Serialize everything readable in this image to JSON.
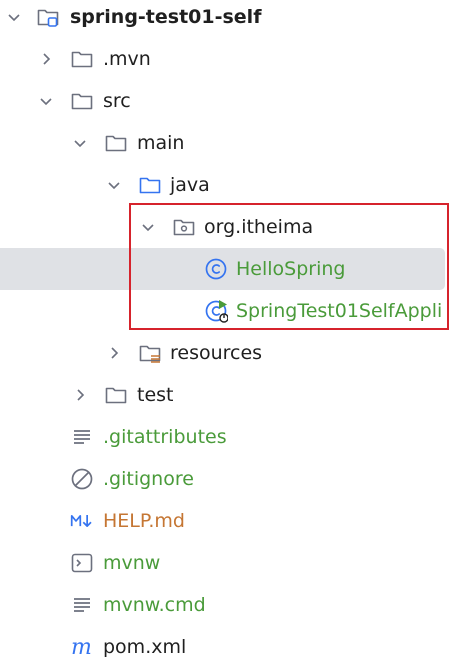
{
  "tree": {
    "root": {
      "label": "spring-test01-self"
    },
    "mvn": {
      "label": ".mvn"
    },
    "src": {
      "label": "src"
    },
    "main": {
      "label": "main"
    },
    "java": {
      "label": "java"
    },
    "package": {
      "label": "org.itheima"
    },
    "hello_spring": {
      "label": "HelloSpring"
    },
    "app_class": {
      "label": "SpringTest01SelfAppli"
    },
    "resources": {
      "label": "resources"
    },
    "test": {
      "label": "test"
    },
    "gitattributes": {
      "label": ".gitattributes"
    },
    "gitignore": {
      "label": ".gitignore"
    },
    "help_md": {
      "label": "HELP.md"
    },
    "mvnw": {
      "label": "mvnw"
    },
    "mvnw_cmd": {
      "label": "mvnw.cmd"
    },
    "pom": {
      "label": "pom.xml"
    }
  },
  "colors": {
    "vcs_added": "#4a9b3a",
    "vcs_unversioned": "#c57633",
    "class_icon": "#3574f0",
    "selection": "#dfe1e5",
    "annotation_box": "#d6232c"
  },
  "icons": {
    "expanded": "chevron-down-icon",
    "collapsed": "chevron-right-icon",
    "folder": "folder-icon",
    "source_folder": "source-folder-icon",
    "package": "package-icon",
    "class": "class-icon",
    "spring_boot_app": "spring-boot-app-icon",
    "text_file": "text-file-icon",
    "ignore_file": "ignore-file-icon",
    "markdown": "markdown-icon",
    "shell_script": "terminal-icon",
    "maven": "maven-icon"
  }
}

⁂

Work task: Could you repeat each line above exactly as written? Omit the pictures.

Response for this exercise:
Serialize everything readable in this image to JSON.
{
  "tree": {
    "root": {
      "label": "spring-test01-self"
    },
    "mvn": {
      "label": ".mvn"
    },
    "src": {
      "label": "src"
    },
    "main": {
      "label": "main"
    },
    "java": {
      "label": "java"
    },
    "package": {
      "label": "org.itheima"
    },
    "hello_spring": {
      "label": "HelloSpring"
    },
    "app_class": {
      "label": "SpringTest01SelfAppli"
    },
    "resources": {
      "label": "resources"
    },
    "test": {
      "label": "test"
    },
    "gitattributes": {
      "label": ".gitattributes"
    },
    "gitignore": {
      "label": ".gitignore"
    },
    "help_md": {
      "label": "HELP.md"
    },
    "mvnw": {
      "label": "mvnw"
    },
    "mvnw_cmd": {
      "label": "mvnw.cmd"
    },
    "pom": {
      "label": "pom.xml"
    }
  },
  "colors": {
    "vcs_added": "#4a9b3a",
    "vcs_unversioned": "#c57633",
    "class_icon": "#3574f0",
    "selection": "#dfe1e5",
    "annotation_box": "#d6232c"
  },
  "icons": {
    "expanded": "chevron-down-icon",
    "collapsed": "chevron-right-icon",
    "folder": "folder-icon",
    "source_folder": "source-folder-icon",
    "package": "package-icon",
    "class": "class-icon",
    "spring_boot_app": "spring-boot-app-icon",
    "text_file": "text-file-icon",
    "ignore_file": "ignore-file-icon",
    "markdown": "markdown-icon",
    "shell_script": "terminal-icon",
    "maven": "maven-icon"
  }
}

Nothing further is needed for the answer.